Many of the discussions following John Updike‘s death have brought up the question of who’s left?—what real competitors did Updike really have who can claim the role of great American novelist? Philip Roth‘s name gets bandied about the most. But the list of others mentioned rarely seems to include Joyce Carol Oates, which surprises me. Her work mirrors his in many ways: Both covered small-town life, both were fixated on both intimate relationships and history, both were prolific as fiction writers and critics. Oates, in her appreciation of Updike for the New Yorker, is more demure about their connection. I’m also surprised they weren’t closer friends.

And while I don’t think anybody needs more Updike-related links, I do think it’s important to note that he was admired by both stoners and snappy dressers.

That Stegner Fellow

I lived for eight years in San Francisco, a famously beautiful city that famously has a chip on its shoulder when it comes to getting respect from the alleged “East Coast establishment.” The San Francisco Chronicle once ran a Sunday magazine piece about the Bay Area’s culture of young writers, and the story’s author found multiple ways to say, “You won’t find this kind of writing in that snobby/elitist/hermetically sealed New York culture!” I suspect most of the writers profiled now live in Brooklyn.

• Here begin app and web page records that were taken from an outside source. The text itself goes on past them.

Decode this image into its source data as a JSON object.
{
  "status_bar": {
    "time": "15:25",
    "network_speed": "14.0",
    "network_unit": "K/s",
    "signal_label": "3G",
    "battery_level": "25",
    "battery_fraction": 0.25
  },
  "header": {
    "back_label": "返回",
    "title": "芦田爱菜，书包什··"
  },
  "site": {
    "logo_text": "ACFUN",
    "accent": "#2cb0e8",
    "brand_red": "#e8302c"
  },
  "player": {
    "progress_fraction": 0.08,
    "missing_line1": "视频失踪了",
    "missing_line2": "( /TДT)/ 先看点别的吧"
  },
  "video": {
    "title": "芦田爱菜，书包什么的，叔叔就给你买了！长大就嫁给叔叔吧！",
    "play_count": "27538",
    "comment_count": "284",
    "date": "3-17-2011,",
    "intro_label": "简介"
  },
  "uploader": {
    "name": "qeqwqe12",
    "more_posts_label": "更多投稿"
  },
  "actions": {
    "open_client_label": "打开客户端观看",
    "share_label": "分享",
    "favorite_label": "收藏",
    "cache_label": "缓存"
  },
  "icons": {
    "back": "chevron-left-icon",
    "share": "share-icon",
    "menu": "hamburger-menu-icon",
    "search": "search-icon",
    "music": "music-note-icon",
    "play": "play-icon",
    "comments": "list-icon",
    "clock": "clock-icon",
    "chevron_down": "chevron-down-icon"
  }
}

Anyway, one of the main talking points in this debate, at least when it comes to books, is Wallace Stegner, who wrote one of Northern California’s defining novels, Angle of Repose. You heard about it often out in San Francisco, where it’s the point of reference for any novel about the American west that picks up themes of pioneering and the environment; on the East Coast, you’ll hear nary a peep about it. The New York Times gets at this divide a little in a piece on a writers’ gathering dedicated to Stegner in Point Reyes, Calif.:

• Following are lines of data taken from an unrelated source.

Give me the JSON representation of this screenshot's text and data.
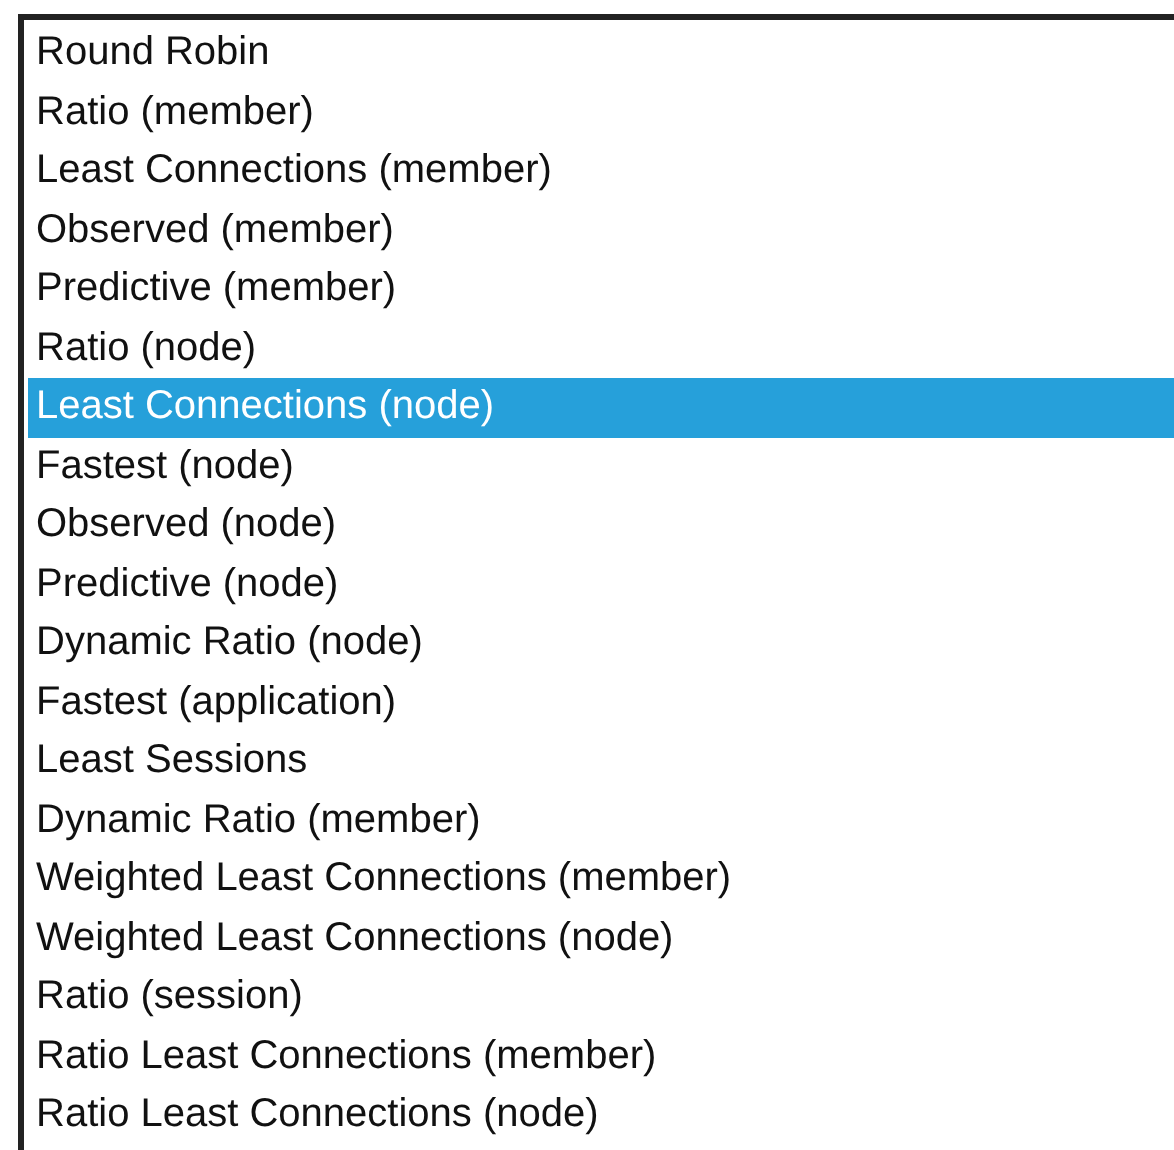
{
  "listbox": {
    "options": [
      {
        "label": "Round Robin",
        "selected": false
      },
      {
        "label": "Ratio (member)",
        "selected": false
      },
      {
        "label": "Least Connections (member)",
        "selected": false
      },
      {
        "label": "Observed (member)",
        "selected": false
      },
      {
        "label": "Predictive (member)",
        "selected": false
      },
      {
        "label": "Ratio (node)",
        "selected": false
      },
      {
        "label": "Least Connections (node)",
        "selected": true
      },
      {
        "label": "Fastest (node)",
        "selected": false
      },
      {
        "label": "Observed (node)",
        "selected": false
      },
      {
        "label": "Predictive (node)",
        "selected": false
      },
      {
        "label": "Dynamic Ratio (node)",
        "selected": false
      },
      {
        "label": "Fastest (application)",
        "selected": false
      },
      {
        "label": "Least Sessions",
        "selected": false
      },
      {
        "label": "Dynamic Ratio (member)",
        "selected": false
      },
      {
        "label": "Weighted Least Connections (member)",
        "selected": false
      },
      {
        "label": "Weighted Least Connections (node)",
        "selected": false
      },
      {
        "label": "Ratio (session)",
        "selected": false
      },
      {
        "label": "Ratio Least Connections (member)",
        "selected": false
      },
      {
        "label": "Ratio Least Connections (node)",
        "selected": false
      }
    ]
  }
}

The East’s perceived dismissal of Stegner’s Western-ness was another leitmotif during the conference. [Stegner biographer] Mr. [Philip L.] Fradkin made repeated references to the failure of The New York Times Book Review to publish a review of “Angle of Repose” — and the dismissive column about it in The Times (“a Pontiac in the age of Apollo, an Ed Muskie in the fiction sweepstakes”) written by John Leonard after the book was awarded the Pulitzer Prize in 1972.

Remembering Stegner

Carlin Romano reviews Philip A. Fradkin‘s biography Wallace Stegner and the American West:

[D]oes Stegner merit a third full-scale biography? He does. First, his 13 novels, eight nonfiction books, and 242 articles, including “The Wilderness Letter” (1961), a modern manifesto for conservationists, carry weight. While Stegner didn’t, like Saul Bellow, consistently turn out masterpieces, novels such as the Pulitzer Prize-winning Angle of Repose (1971) and The Big Rock Candy Mountain (1943) endure as quality work, as do a number of his nonfiction books.

The review notes a recent controversy over the release of Stegner’s written-for-the-money history of a Saudi oil firm. The Washington Post story on that book is here.